Power Usage and Theoretical BenchmarksBoth cards have the same power consumption.
The GeForce GTX 1050 should in theory be a little bit faster than the Radeon RX 460 2GB in general. (explain)
Texel RateThe Radeon RX 460 2GB is a little bit (approximately 13%) more effective at AF than the GeForce GTX 1050. (explain)
Pixel RateThe GeForce GTX 1050 will be much (approximately 148%) better at full screen anti-aliasing than the Radeon RX 460 2GB, and also should be able to handle higher screen resolutions better. (explain)
Please note that the above 'benchmarks' are all just theoretical - the results were calculated based on the card's specifications, and real-world performance may (and probably will) vary at least a bit.
Please note that the price comparisons are based on search keywords - sometimes it might show cards with very similar names that are not exactly the same as the one chosen in the comparison. We do try to filter out the wrong results as best we can, though.
Memory Bandwidth: Memory bandwidth is the maximum amount of information (in units of megabytes per second) that can be transported across the external memory interface in a second. It is calculated by multiplying the card's bus width by its memory clock speed. If the card has DDR memory, it must be multiplied by 2 again. If it uses DDR5, multiply by 4 instead. The better the memory bandwidth, the better the card will be in general. It especially helps with anti-aliasing, High Dynamic Range and higher screen resolutions.

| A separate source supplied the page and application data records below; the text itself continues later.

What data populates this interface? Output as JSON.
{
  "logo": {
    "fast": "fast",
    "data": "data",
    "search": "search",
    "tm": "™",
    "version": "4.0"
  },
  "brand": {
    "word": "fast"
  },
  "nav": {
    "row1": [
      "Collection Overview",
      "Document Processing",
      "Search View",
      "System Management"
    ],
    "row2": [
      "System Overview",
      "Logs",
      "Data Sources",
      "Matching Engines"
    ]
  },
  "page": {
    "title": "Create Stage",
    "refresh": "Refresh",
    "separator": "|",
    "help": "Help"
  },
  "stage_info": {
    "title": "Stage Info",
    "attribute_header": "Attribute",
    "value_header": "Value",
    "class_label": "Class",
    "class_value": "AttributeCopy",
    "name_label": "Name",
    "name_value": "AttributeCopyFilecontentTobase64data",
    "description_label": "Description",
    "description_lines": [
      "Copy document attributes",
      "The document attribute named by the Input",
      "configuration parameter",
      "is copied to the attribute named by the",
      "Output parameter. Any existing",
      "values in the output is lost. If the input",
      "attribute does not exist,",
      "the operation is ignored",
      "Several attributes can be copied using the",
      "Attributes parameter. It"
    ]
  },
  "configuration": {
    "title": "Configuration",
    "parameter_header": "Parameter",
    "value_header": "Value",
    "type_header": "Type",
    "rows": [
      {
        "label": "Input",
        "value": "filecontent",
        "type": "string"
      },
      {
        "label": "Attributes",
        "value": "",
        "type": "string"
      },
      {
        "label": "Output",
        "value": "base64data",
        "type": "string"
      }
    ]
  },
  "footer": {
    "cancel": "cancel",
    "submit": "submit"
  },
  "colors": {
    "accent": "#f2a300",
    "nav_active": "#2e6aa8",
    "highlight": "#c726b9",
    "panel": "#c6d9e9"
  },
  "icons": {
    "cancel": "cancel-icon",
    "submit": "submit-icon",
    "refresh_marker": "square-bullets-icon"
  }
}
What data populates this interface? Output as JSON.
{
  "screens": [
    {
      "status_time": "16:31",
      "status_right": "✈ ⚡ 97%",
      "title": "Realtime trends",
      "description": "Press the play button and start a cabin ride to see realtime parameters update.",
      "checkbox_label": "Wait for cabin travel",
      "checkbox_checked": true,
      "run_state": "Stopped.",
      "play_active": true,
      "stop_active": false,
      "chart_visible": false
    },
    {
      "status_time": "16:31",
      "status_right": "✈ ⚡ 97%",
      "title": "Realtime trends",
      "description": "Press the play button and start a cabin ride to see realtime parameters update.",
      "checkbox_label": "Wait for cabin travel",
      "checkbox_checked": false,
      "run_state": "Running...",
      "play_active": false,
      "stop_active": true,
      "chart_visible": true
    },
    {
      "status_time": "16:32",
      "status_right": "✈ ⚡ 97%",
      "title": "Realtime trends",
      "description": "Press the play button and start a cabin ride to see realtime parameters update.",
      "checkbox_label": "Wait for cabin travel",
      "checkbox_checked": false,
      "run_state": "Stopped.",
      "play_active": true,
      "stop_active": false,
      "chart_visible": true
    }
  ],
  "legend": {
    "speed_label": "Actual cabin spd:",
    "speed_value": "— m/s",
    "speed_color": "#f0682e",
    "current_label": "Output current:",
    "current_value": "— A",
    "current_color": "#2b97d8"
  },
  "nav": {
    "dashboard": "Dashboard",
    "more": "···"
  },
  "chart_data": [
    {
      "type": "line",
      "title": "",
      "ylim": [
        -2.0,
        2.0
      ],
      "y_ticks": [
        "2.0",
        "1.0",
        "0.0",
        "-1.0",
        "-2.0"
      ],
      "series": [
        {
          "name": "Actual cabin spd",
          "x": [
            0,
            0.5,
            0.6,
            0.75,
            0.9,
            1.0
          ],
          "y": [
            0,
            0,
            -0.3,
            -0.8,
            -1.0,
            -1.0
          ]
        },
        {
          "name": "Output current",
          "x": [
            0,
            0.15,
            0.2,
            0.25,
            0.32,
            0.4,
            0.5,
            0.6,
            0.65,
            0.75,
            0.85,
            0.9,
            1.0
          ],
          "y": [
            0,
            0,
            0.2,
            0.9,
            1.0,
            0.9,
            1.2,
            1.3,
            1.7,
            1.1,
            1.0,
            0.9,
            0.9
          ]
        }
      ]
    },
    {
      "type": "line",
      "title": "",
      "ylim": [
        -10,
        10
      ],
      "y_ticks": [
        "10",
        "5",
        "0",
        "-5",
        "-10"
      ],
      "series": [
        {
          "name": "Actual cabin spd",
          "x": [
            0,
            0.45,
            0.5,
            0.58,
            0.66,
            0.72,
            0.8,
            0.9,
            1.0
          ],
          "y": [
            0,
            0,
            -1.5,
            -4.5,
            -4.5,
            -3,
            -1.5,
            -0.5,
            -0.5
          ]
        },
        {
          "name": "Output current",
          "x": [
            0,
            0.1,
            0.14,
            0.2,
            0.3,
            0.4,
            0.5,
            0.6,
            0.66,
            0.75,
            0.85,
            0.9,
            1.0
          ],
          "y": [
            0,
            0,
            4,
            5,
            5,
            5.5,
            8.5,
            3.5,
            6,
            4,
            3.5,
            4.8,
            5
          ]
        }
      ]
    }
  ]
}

Texel Rate: Texel rate is the maximum number of texture map elements (texels) that can be processed in one second. This number is calculated by multiplying the total texture units by the core clock speed of the chip. The higher this number, the better the graphics card will be at handling texture filtering (anisotropic filtering - AF). It is measured in millions of texels processed in one second.
Pixel Rate: Pixel rate is the maximum amount of pixels the graphics card can possibly write to the local memory in a second - measured in millions of pixels per second. Pixel rate is worked out by multiplying the amount of colour ROPs by the clock speed of the card. ROPs (Raster Operations Pipelines - aka Render Output Units) are responsible for filling the screen with pixels (the image). The actual pixel output rate is also dependant on many other factors, especially the memory bandwidth - the lower the memory bandwidth is, the lower the ability to get to the maximum fill rate.